[Items from an interface collection]
════════════════
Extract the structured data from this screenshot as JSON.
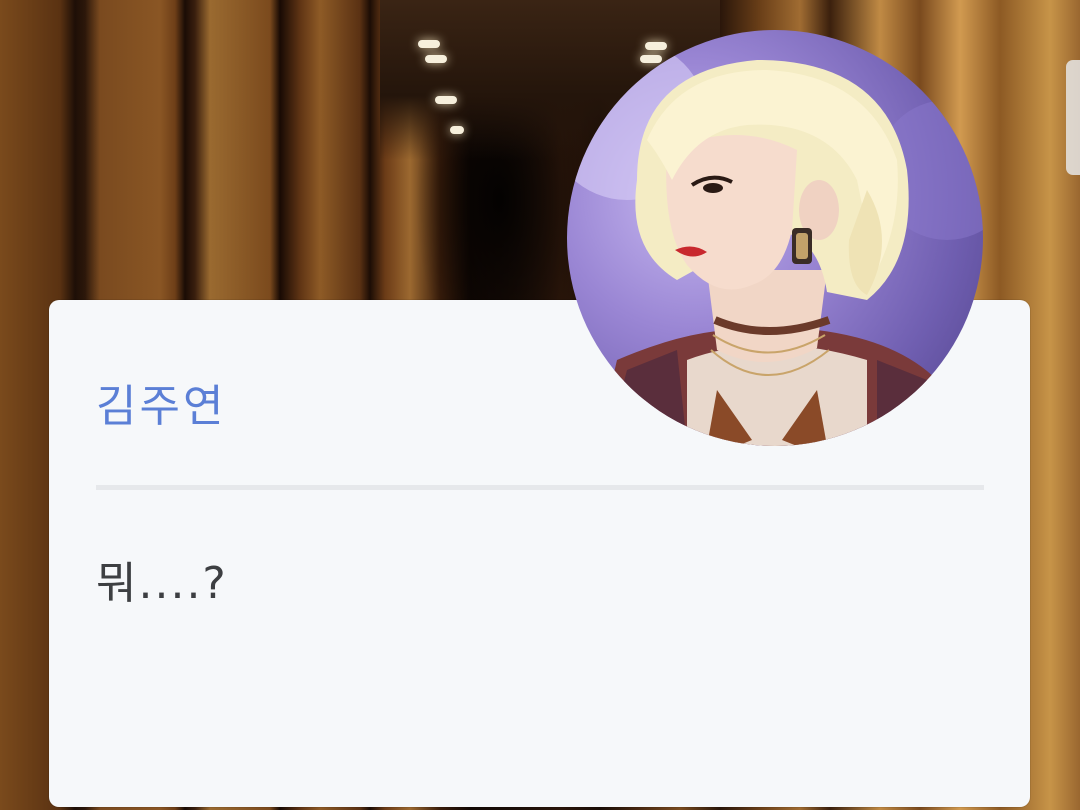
{
  "dialog": {
    "speaker_name": "김주연",
    "message": "뭐....?"
  },
  "avatar": {
    "description_icon": "profile-photo-icon"
  },
  "colors": {
    "name_color": "#5b7fd6",
    "card_bg": "#f6f8fa",
    "text_color": "#3d3f42"
  }
}
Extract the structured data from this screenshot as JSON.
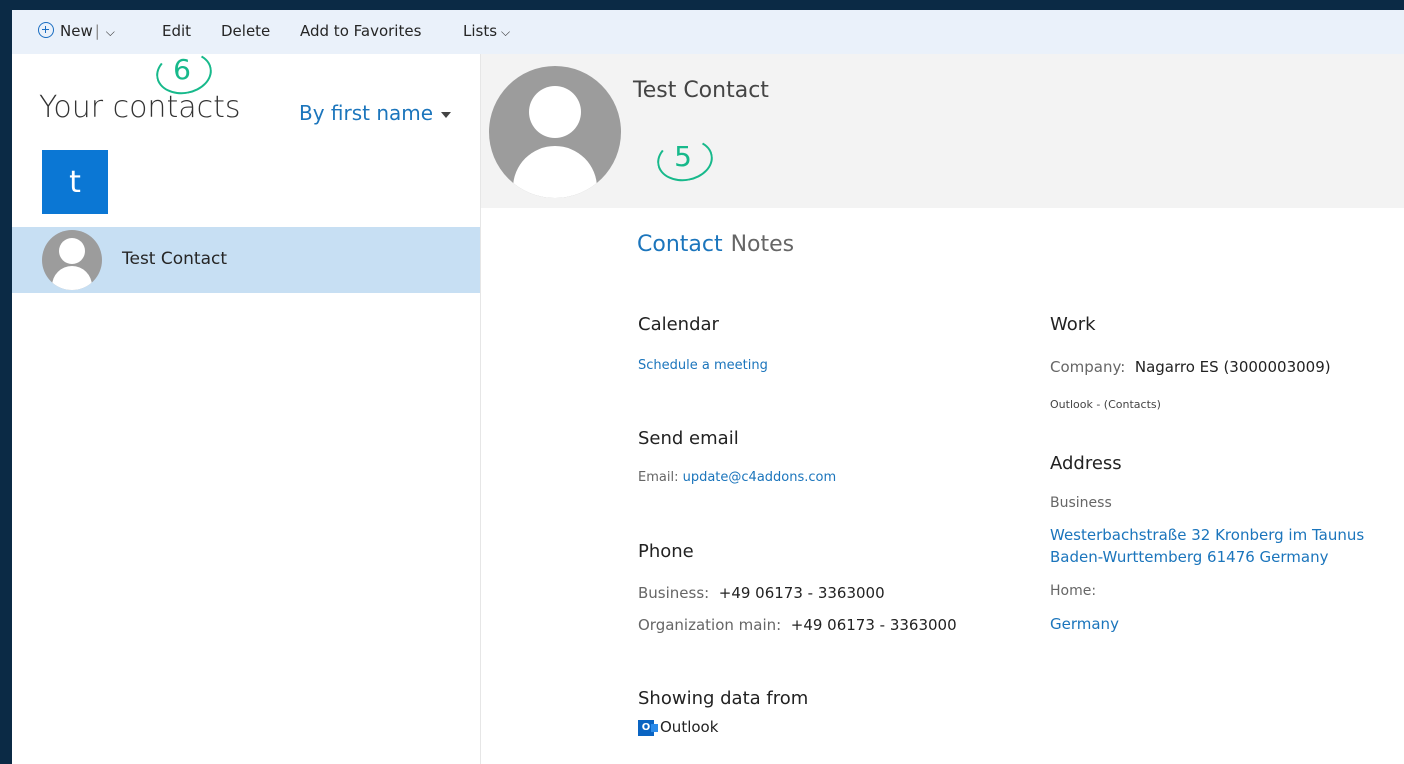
{
  "toolbar": {
    "new_label": "New",
    "edit_label": "Edit",
    "delete_label": "Delete",
    "favorites_label": "Add to Favorites",
    "lists_label": "Lists"
  },
  "left": {
    "title": "Your contacts",
    "sort_label": "By first name",
    "group_letter": "t",
    "contact_name": "Test Contact"
  },
  "header": {
    "name": "Test Contact"
  },
  "tabs": {
    "contact": "Contact",
    "notes": "Notes"
  },
  "calendar": {
    "heading": "Calendar",
    "schedule_link": "Schedule a meeting"
  },
  "email": {
    "heading": "Send email",
    "label": "Email:",
    "address": "update@c4addons.com"
  },
  "phone": {
    "heading": "Phone",
    "business_label": "Business:",
    "business_value": "+49 06173 - 3363000",
    "org_label": "Organization main:",
    "org_value": "+49 06173 - 3363000"
  },
  "source": {
    "heading": "Showing data from",
    "icon_letter": "O",
    "name": "Outlook"
  },
  "work": {
    "heading": "Work",
    "company_label": "Company:",
    "company_value": "Nagarro ES (3000003009)",
    "source_note": "Outlook - (Contacts)"
  },
  "address": {
    "heading": "Address",
    "business_label": "Business",
    "business_line1": "Westerbachstraße 32 Kronberg im Taunus",
    "business_line2": "Baden-Wurttemberg 61476 Germany",
    "home_label": "Home:",
    "home_value": "Germany"
  },
  "annotations": {
    "six": "6",
    "five": "5"
  },
  "colors": {
    "accent": "#1b75bc",
    "selection": "#c7dff3",
    "annotation": "#17b98b"
  }
}
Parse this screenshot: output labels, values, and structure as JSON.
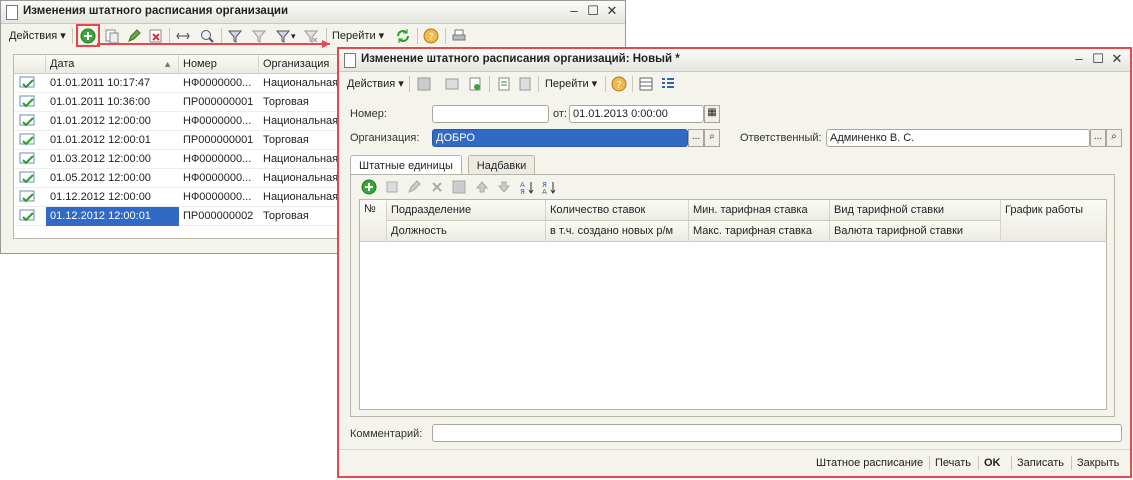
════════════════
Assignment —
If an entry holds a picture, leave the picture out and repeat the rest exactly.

Result —
Extract the structured data from this screenshot as JSON.
{
  "dialog": {
    "speaker_name": "김주연",
    "message": "뭐....?"
  },
  "avatar": {
    "description_icon": "profile-photo-icon"
  },
  "colors": {
    "name_color": "#5b7fd6",
    "card_bg": "#f6f8fa",
    "text_color": "#3d3f42"
  }
}
Extract the structured data from this screenshot as JSON.
{
  "toolbar": {
    "new_label": "New",
    "edit_label": "Edit",
    "delete_label": "Delete",
    "favorites_label": "Add to Favorites",
    "lists_label": "Lists"
  },
  "left": {
    "title": "Your contacts",
    "sort_label": "By first name",
    "group_letter": "t",
    "contact_name": "Test Contact"
  },
  "header": {
    "name": "Test Contact"
  },
  "tabs": {
    "contact": "Contact",
    "notes": "Notes"
  },
  "calendar": {
    "heading": "Calendar",
    "schedule_link": "Schedule a meeting"
  },
  "email": {
    "heading": "Send email",
    "label": "Email:",
    "address": "update@c4addons.com"
  },
  "phone": {
    "heading": "Phone",
    "business_label": "Business:",
    "business_value": "+49 06173 - 3363000",
    "org_label": "Organization main:",
    "org_value": "+49 06173 - 3363000"
  },
  "source": {
    "heading": "Showing data from",
    "icon_letter": "O",
    "name": "Outlook"
  },
  "work": {
    "heading": "Work",
    "company_label": "Company:",
    "company_value": "Nagarro ES (3000003009)",
    "source_note": "Outlook - (Contacts)"
  },
  "address": {
    "heading": "Address",
    "business_label": "Business",
    "business_line1": "Westerbachstraße 32 Kronberg im Taunus",
    "business_line2": "Baden-Wurttemberg 61476 Germany",
    "home_label": "Home:",
    "home_value": "Germany"
  },
  "annotations": {
    "six": "6",
    "five": "5"
  },
  "colors": {
    "accent": "#1b75bc",
    "selection": "#c7dff3",
    "annotation": "#17b98b"
  }
}
Parse this screenshot: output labels, values, and structure as JSON.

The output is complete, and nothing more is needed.